“After 50 minutes on patrol I spotted nine “Martin bombers” that were a little higher than us heading in the direction of our lines. I gained height as I flew towards them, cutting off their escape route. As they returned after bombing Monterrubio, I attacked the bomber on the left in the first section, setting his left engine on fire. I then hit the left engine of the leader’s aircraft, setting it on fire too, and the third bomber suffered the same fate. Then I fired straight up at the leader of the second flight, and his aircraft started trailing white smoke. It was then that I noticed some Ratas, so I attacked one. After a long fight it also started to trail smoke, and the pilot took to his parachute. He landed close to his aircraft, north of Belalcázar. During his descent I saluted him and he saluted me back.”Salas had shot down four aircraft in five minutes. A number of the crewmen from the downed bombers took to their parachutes, only to be killed as they floated down, or immediately after landing, by groundfire from Moroccan troops fighting in this area. Ricote, commander of 4a/24 and flying the SB damaged by Salas, force-landed his bomber on Almodóvar airfield after having one of his engines shot out. This event must have been well known in the Government zone, as it was reported from several sources.

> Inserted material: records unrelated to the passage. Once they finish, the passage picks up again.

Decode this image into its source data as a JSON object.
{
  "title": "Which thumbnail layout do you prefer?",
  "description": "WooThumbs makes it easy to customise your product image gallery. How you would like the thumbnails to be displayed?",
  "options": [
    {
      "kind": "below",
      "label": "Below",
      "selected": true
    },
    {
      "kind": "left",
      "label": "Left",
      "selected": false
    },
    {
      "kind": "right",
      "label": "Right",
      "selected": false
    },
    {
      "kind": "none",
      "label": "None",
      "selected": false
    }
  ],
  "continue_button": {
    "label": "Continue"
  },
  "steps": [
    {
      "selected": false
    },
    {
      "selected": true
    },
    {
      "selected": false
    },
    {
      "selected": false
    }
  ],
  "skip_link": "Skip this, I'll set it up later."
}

“The part played by the group under your command in today's operation has filled me with pride and it gives me great satisfaction to have people under my command who know how to make the best use of prevailing circumstances. It gives me great pleasure to congratulate you personally, and the whole of your unit, to whom I hope you will convey this message.”

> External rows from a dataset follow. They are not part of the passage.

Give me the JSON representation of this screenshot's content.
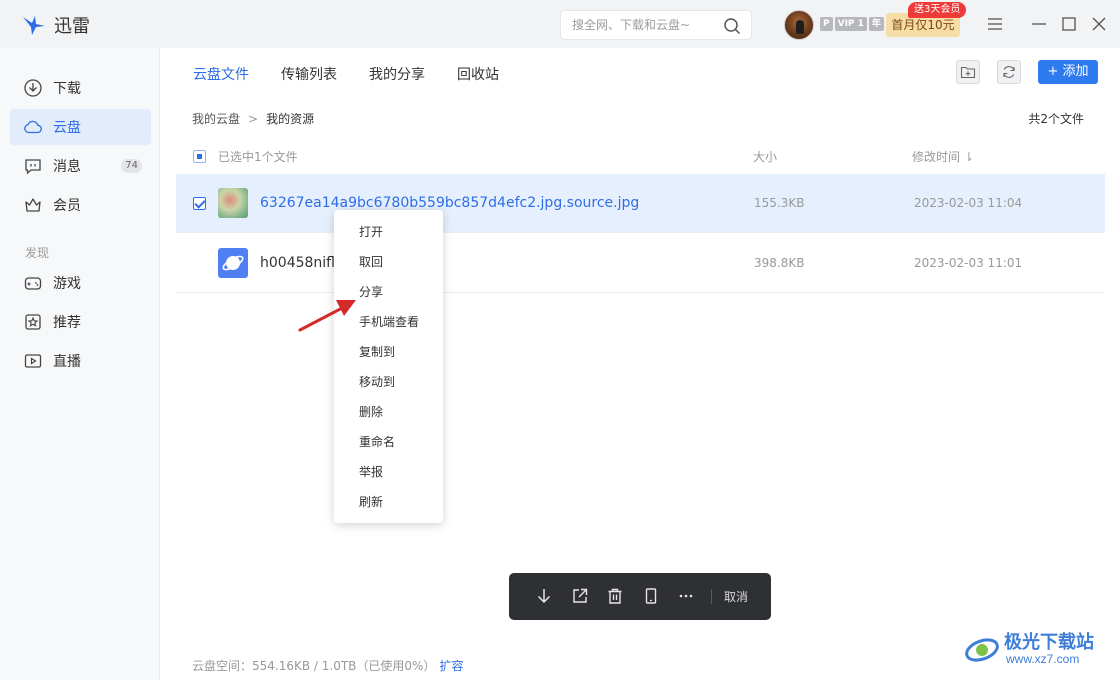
{
  "app": {
    "name": "迅雷",
    "search_placeholder": "搜全网、下载和云盘~",
    "vip_badges": [
      "P",
      "VIP 1",
      "年"
    ],
    "promo_label": "首月仅10元",
    "promo_tag": "送3天会员",
    "icons": [
      "menu-icon",
      "minimize-icon",
      "maximize-icon",
      "close-icon"
    ]
  },
  "sidebar": {
    "items": [
      {
        "label": "下载",
        "icon": "download-icon"
      },
      {
        "label": "云盘",
        "icon": "cloud-icon",
        "active": true
      },
      {
        "label": "消息",
        "icon": "message-icon",
        "count": "74"
      },
      {
        "label": "会员",
        "icon": "crown-icon"
      }
    ],
    "section_label": "发现",
    "discover_items": [
      {
        "label": "游戏",
        "icon": "gamepad-icon"
      },
      {
        "label": "推荐",
        "icon": "star-icon"
      },
      {
        "label": "直播",
        "icon": "live-icon"
      }
    ]
  },
  "main": {
    "tabs": [
      {
        "label": "云盘文件",
        "active": true
      },
      {
        "label": "传输列表"
      },
      {
        "label": "我的分享"
      },
      {
        "label": "回收站"
      }
    ],
    "add_label": "+ 添加",
    "breadcrumb": {
      "root": "我的云盘",
      "separator": ">",
      "current": "我的资源"
    },
    "file_count": "共2个文件",
    "header": {
      "selected": "已选中1个文件",
      "size": "大小",
      "date": "修改时间 ⇂"
    },
    "files": [
      {
        "name": "63267ea14a9bc6780b559bc857d4efc2.jpg.source.jpg",
        "size": "155.3KB",
        "date": "2023-02-03 11:04",
        "selected": true
      },
      {
        "name": "h00458nifli.l",
        "size": "398.8KB",
        "date": "2023-02-03 11:01",
        "selected": false
      }
    ]
  },
  "context_menu": [
    "打开",
    "取回",
    "分享",
    "手机端查看",
    "复制到",
    "移动到",
    "删除",
    "重命名",
    "举报",
    "刷新"
  ],
  "action_bar": {
    "cancel": "取消"
  },
  "footer": {
    "storage": "云盘空间：554.16KB / 1.0TB（已使用0%）",
    "expand": "扩容"
  },
  "watermark": {
    "line1": "极光下载站",
    "line2": "www.xz7.com"
  },
  "colors": {
    "accent": "#2e6ee8",
    "sidebar_bg": "#f7f8fa",
    "selected_row": "#e6effd",
    "action_bar": "#2f3034"
  }
}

The I-16s of 1a/21 (CO teniente Redondo) remained at Liria, then known as Aeródromo 424, until 9 September when 15 aircraft departed for Reus airfield for operations over the Ebro front.
On 1 November, the 1a/21 (I-16) scored a confirmed victory over a Nationalist CR.32 when teniente Redondo (CO) and teniente José María Cano Arnáiz of the 5a/21 (I-16 ‘CM-198’) were given shared credit for downing the Fiat fighter near Fatarella Hill, the machine crashing in flames.
J. Santamaría (1a/21) claimed a shared CR.32 during the day. This was possibly shared with P. Dosta Fossá (5a/21), who claimed a shared CR.32 during the day.
In November 1938, teniente Redondo handed over command of the 1a/21 to teniente Enrique Vilatela Soria.
Redondo was to remain without a command until war’s end.
On 28 December, teniente Redondo and J. Ramoneda Vilardaga of 1a/21 (I-16) claimed a shared Bf 109.
In early January 1939, capitan Redondo went on leave, accompanied by teniente Antonio Nieto Sandoval-Díaz. The pair stayed at a rest home operated by the Jefatura de Sanidad (Health Service) of the Fuerzas Aéreas in the city of Camprodon.
Redondo ended the war with 1 biplane victory.
At the end of the Civil War, Redondo escaped to France, where he was interned at Argelès-sur-Mer until he fled to Costa Rica. Subsequently working as a pilot for a local company, he eventually settled in Mexico and found employment as a factory manager.
In 1989 Redondo’s Spanish citizenship was restored and he was granted the status of a retired coronel in the Ejército del Aire.
He returned to Spain and died in Benidorm, Alicante, in 1998.
|Kill no.||Date||Time||Number||Type||Result||Plane type||Serial no.||Locality||Unit|
|01/11/38||1/2||CR.32||Shared destroyed||I-16||near Fatarella Hill||1a/21|
|28/12/38||1/2||Bf 109||Shared destroyed||I-16||1a/21|
Biplane victories: 1 destroyed.
TOTAL: 1 and 2 shared destroyed.
Fighter Pilots Of The Spanish Republic (Vol. 1) - Rafael A. Permuy López, Historica 36/39 no. 1, ISBN 84-87314-89-9
Spanish Republican Aces – Rafael A Permuy López, 2012 Osprey Publishing, Oxford, ISBN 978-1-84908-668-4